Data in this exercise.
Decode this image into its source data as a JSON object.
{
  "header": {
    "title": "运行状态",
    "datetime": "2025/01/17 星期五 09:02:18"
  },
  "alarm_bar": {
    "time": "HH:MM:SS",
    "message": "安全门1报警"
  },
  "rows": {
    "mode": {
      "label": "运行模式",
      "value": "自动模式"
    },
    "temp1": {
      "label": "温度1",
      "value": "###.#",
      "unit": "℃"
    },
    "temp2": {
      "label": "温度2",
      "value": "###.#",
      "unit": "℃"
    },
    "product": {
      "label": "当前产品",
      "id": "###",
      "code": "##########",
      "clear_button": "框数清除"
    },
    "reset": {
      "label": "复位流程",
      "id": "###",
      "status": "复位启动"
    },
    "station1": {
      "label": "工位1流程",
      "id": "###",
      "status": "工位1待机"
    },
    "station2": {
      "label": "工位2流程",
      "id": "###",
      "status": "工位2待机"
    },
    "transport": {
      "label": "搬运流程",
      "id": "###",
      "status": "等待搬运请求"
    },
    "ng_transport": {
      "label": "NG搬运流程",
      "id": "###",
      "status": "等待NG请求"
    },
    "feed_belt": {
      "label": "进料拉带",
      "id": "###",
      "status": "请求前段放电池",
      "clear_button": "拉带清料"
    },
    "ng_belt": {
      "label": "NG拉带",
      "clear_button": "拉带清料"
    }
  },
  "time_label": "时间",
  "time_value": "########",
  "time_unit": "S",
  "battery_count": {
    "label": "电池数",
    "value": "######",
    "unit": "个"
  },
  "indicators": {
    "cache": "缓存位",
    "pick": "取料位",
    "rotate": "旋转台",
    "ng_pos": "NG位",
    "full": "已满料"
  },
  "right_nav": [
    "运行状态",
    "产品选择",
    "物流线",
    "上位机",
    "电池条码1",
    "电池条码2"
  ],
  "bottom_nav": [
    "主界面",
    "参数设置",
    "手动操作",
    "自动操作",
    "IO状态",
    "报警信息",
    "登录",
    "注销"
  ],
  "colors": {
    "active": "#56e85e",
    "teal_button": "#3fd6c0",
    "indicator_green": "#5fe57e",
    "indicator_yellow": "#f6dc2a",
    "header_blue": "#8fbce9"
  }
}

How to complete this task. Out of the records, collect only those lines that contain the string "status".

Task output.
      "status": "复位启动"
      "status": "工位1待机"
      "status": "工位2待机"
      "status": "等待搬运请求"
      "status": "等待NG请求"
      "status": "请求前段放电池",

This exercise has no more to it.